Managers who don't shoot you down and say no, and are supportive and encouraging.
Innovation comes from the bottom more frequently than the top, and given time to understand a problem and stew on what is really needed there are rare engineers who can drive the very best work. If the environment stymies that then all is lost, they and others will leave.
My best work has been in the context of supportive, light-touch leadership, high autonomy teams, the ability to really own a problem.
Everybody needs slightly different motivation and environment. Some require silence and closed space. Some thrive through constant interaction with others.
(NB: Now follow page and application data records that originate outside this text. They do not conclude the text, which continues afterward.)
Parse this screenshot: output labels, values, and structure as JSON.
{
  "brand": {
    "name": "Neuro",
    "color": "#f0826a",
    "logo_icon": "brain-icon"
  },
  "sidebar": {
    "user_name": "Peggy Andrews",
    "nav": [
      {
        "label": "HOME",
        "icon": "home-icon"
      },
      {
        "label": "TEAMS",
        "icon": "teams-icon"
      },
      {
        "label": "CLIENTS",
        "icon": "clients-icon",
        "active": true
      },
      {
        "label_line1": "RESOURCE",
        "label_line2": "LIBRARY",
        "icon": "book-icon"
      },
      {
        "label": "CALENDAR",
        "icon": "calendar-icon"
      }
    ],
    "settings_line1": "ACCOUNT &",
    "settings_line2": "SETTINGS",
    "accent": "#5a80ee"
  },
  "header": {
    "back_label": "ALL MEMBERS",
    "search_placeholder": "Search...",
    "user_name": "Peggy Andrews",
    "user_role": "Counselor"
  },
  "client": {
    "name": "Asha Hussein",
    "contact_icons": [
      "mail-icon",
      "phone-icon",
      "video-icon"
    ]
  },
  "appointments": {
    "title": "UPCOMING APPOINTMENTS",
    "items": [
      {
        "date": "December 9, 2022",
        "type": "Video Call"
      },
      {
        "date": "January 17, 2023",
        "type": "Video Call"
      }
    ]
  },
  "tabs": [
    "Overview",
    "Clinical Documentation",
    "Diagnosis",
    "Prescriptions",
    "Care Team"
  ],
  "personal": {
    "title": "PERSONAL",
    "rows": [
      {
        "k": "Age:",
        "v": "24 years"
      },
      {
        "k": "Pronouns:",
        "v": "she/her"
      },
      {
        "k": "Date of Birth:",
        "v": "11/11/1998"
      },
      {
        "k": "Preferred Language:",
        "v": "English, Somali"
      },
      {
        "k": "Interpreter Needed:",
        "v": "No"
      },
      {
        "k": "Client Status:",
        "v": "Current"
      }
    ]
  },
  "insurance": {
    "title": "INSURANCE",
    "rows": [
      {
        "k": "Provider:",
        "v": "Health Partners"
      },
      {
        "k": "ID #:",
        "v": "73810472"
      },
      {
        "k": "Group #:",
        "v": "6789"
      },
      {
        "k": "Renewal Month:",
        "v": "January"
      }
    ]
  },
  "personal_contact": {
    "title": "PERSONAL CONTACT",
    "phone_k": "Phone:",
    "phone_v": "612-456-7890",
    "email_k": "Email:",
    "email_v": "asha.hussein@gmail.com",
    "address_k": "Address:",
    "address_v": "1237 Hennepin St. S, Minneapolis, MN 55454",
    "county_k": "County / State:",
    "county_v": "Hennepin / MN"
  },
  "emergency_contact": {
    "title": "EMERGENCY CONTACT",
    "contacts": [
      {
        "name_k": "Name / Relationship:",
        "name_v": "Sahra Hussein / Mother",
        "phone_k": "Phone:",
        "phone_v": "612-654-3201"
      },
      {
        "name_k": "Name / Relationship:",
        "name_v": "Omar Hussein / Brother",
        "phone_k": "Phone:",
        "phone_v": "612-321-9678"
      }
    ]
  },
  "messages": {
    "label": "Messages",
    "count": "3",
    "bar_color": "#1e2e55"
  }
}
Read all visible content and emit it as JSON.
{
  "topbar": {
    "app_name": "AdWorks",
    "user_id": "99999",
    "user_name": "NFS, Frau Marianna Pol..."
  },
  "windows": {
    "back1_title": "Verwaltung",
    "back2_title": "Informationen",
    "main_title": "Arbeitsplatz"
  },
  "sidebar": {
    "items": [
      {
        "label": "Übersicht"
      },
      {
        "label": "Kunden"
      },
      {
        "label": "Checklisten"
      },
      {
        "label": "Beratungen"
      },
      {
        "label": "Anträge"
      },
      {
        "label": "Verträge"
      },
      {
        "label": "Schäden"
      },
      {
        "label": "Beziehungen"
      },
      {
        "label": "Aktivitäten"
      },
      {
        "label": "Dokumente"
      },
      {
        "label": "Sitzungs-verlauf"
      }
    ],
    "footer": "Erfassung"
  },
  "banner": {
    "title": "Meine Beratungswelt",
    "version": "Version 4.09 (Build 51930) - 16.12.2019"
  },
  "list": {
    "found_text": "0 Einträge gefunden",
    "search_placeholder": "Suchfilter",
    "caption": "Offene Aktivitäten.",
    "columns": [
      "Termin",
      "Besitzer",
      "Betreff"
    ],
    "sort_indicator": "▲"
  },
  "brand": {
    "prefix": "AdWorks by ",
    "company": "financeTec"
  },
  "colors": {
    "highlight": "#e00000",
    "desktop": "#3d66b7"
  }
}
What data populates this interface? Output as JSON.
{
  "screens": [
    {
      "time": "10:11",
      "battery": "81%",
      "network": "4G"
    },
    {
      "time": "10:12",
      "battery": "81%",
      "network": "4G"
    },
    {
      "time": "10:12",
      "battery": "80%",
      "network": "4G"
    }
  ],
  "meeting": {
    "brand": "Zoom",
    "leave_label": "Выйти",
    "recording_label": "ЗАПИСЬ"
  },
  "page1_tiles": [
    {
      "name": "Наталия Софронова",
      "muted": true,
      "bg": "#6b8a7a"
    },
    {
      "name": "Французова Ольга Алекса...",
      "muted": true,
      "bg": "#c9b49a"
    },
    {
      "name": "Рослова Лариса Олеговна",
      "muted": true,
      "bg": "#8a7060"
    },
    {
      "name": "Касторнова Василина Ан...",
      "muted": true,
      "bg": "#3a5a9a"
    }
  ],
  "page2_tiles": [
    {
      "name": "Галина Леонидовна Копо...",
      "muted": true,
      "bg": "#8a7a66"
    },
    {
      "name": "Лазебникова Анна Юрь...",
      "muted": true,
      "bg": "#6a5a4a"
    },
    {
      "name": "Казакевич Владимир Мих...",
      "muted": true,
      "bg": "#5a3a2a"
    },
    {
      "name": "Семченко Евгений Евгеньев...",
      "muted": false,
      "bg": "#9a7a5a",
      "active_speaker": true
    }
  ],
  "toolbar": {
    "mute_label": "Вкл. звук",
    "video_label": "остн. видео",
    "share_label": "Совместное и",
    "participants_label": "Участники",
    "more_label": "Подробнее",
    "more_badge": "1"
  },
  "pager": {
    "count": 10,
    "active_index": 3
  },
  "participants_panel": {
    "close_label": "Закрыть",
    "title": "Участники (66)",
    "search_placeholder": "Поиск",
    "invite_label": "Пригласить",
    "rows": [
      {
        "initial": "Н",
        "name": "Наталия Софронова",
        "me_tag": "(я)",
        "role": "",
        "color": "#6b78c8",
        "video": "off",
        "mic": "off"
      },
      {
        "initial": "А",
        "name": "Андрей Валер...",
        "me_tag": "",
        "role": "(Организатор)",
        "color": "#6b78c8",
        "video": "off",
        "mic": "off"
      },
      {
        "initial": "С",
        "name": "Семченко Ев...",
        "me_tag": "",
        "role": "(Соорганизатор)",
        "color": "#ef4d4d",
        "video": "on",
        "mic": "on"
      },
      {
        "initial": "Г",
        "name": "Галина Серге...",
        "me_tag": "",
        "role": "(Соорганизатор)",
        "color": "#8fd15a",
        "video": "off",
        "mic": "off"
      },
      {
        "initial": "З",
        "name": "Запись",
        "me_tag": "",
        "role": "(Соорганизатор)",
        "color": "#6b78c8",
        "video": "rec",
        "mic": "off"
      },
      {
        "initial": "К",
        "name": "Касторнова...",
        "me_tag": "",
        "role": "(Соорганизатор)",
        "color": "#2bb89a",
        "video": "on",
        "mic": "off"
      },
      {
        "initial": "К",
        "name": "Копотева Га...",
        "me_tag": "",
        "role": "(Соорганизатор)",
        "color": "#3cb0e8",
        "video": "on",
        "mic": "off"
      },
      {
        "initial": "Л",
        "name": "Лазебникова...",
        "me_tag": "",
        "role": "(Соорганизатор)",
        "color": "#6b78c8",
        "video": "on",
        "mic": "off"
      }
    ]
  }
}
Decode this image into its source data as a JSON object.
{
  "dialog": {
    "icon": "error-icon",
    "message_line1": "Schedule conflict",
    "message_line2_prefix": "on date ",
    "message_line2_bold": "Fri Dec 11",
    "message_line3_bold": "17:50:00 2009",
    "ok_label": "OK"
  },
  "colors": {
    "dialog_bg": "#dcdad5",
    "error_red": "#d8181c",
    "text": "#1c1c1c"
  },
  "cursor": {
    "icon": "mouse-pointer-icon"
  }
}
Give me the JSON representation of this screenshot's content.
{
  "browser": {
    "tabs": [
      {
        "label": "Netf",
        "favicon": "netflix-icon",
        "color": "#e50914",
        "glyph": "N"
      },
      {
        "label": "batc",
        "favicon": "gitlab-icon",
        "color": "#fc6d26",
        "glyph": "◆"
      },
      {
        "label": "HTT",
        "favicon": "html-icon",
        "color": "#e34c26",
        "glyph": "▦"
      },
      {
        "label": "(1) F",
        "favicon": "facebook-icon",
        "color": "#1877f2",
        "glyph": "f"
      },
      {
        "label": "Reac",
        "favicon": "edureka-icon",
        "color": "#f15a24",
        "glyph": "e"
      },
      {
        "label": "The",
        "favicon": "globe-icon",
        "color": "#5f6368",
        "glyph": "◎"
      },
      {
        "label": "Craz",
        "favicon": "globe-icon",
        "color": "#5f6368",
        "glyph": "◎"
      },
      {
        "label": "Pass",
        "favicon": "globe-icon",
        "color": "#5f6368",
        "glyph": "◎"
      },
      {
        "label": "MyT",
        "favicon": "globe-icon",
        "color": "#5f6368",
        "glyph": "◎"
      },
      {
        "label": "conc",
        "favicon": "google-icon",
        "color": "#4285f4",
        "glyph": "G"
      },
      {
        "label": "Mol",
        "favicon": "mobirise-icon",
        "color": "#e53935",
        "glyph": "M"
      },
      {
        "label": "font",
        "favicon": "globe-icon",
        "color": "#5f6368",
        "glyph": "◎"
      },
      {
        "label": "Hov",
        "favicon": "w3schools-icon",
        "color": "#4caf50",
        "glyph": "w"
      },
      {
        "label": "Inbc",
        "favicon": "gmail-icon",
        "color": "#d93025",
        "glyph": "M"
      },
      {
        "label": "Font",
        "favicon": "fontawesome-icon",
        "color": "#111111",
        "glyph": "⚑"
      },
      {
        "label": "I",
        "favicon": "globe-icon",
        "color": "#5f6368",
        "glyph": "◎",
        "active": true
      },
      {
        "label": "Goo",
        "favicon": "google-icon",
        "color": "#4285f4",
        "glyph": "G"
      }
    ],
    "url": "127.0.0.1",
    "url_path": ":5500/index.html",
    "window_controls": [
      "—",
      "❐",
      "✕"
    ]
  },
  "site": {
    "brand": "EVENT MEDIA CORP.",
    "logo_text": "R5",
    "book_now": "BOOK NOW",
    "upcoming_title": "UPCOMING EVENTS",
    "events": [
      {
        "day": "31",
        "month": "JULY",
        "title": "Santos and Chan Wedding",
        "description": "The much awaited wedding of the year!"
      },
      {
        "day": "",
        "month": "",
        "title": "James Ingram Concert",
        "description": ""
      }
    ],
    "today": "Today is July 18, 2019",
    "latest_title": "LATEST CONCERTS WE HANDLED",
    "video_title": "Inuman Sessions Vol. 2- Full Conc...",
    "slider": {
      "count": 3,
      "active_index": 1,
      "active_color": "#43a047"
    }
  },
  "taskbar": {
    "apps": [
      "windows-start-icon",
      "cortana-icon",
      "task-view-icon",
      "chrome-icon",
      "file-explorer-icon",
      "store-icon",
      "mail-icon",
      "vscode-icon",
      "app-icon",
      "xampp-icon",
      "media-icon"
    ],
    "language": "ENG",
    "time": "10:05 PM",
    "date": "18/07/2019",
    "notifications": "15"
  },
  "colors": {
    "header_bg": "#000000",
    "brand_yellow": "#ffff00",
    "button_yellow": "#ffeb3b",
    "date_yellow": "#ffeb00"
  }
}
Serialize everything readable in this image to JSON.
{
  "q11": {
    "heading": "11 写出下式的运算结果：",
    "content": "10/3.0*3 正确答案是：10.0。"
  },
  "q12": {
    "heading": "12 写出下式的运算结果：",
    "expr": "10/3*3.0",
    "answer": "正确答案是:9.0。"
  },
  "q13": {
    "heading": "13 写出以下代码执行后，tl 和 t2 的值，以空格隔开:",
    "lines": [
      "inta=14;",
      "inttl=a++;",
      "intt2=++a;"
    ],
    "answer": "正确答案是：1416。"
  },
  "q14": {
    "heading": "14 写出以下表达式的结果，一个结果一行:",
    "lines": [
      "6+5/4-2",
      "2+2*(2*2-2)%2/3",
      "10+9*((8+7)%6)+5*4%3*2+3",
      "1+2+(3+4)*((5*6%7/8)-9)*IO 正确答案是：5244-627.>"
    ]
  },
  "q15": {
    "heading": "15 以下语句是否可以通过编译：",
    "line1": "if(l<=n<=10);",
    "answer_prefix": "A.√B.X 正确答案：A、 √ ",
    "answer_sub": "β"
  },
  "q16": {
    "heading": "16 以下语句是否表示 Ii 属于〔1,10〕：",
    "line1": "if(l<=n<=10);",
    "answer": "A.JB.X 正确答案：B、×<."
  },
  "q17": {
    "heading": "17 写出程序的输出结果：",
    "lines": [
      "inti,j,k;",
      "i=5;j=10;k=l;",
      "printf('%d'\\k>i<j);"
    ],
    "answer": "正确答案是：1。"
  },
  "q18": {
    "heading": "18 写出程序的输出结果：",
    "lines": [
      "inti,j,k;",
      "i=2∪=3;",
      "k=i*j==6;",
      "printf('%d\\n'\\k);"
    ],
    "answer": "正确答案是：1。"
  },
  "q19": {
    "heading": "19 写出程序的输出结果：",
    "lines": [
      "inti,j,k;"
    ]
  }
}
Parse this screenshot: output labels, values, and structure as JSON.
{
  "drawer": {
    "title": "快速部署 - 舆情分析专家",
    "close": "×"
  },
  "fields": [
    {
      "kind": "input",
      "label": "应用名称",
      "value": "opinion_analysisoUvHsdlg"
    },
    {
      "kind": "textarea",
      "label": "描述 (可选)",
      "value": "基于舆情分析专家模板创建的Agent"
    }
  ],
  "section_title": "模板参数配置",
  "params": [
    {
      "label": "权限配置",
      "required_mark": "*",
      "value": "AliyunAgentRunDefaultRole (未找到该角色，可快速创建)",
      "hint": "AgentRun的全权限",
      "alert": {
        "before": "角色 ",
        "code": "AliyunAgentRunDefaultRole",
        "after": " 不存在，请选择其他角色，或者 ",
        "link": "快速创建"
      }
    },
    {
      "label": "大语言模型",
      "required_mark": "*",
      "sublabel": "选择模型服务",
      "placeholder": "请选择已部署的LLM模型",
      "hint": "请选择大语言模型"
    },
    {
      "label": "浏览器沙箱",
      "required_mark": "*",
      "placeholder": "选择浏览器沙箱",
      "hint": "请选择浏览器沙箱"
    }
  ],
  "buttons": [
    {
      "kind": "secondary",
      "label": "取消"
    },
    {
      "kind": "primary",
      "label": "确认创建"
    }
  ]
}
Some, me included, need some level of difficulty and pressure ("nobody else solved it, this is critical, etc.").
Great discussion, but try not to reorg your workplace based on the data driven from such small and likely biased (hn readers are not randomly selected, etc.) sample.
I had an interior office with a solid door, walls covered in whiteboards, excellent monitors, good hardware, and a fast net connection. If I needed to ask someone something, I could send an email. If it was urgent, I could knock on someone's door. If I wanted, I could work outside on a patio or in an office with a giant window. There was an excellent BBQ joint on the same block.
Last few years I've been working for a company I already knew, by myself, on a codebase I built from scratch. Telecommuting. Customer-facing, when stuff is done, I hand it over to their ops team. Don't think I've ever been more productive.
none. bad pay, 45 hours a week. ignorant cooksucker managers. poor infrastructure. zoombie coworkers. I have always doing the bare minimum in my workplaces trying to win the maximum amount of money I can, that is since I discovered that is the way all works in my country, 0 motivation. also I'm not a person that wants to change the world.
According to the Tony Schwartz research, founder of The Energy Project, humans naturally get physiological fatigue after full focus and energy and need to take a break after every 90 minutes. Our body sends signals, but we usually overcome it by drinking coffee, energy drinks, etc. until we don't have energy left which is not a good sign.
The Draugiem Group in Latvia determined with the help of time tracking software that the most productive employees worked less than others and took more breaks. Productive individuals worked an average of 52 minutes and had breaks of 17 minutes long.
Nobody, not even the most productive person in the world can work for 8 hours. Learn to take short breaks. It is one of the project management hacks that is good for your brain, body, and mood. Set scheduled short and long breaks as they will keep your mind fresh throughout the day.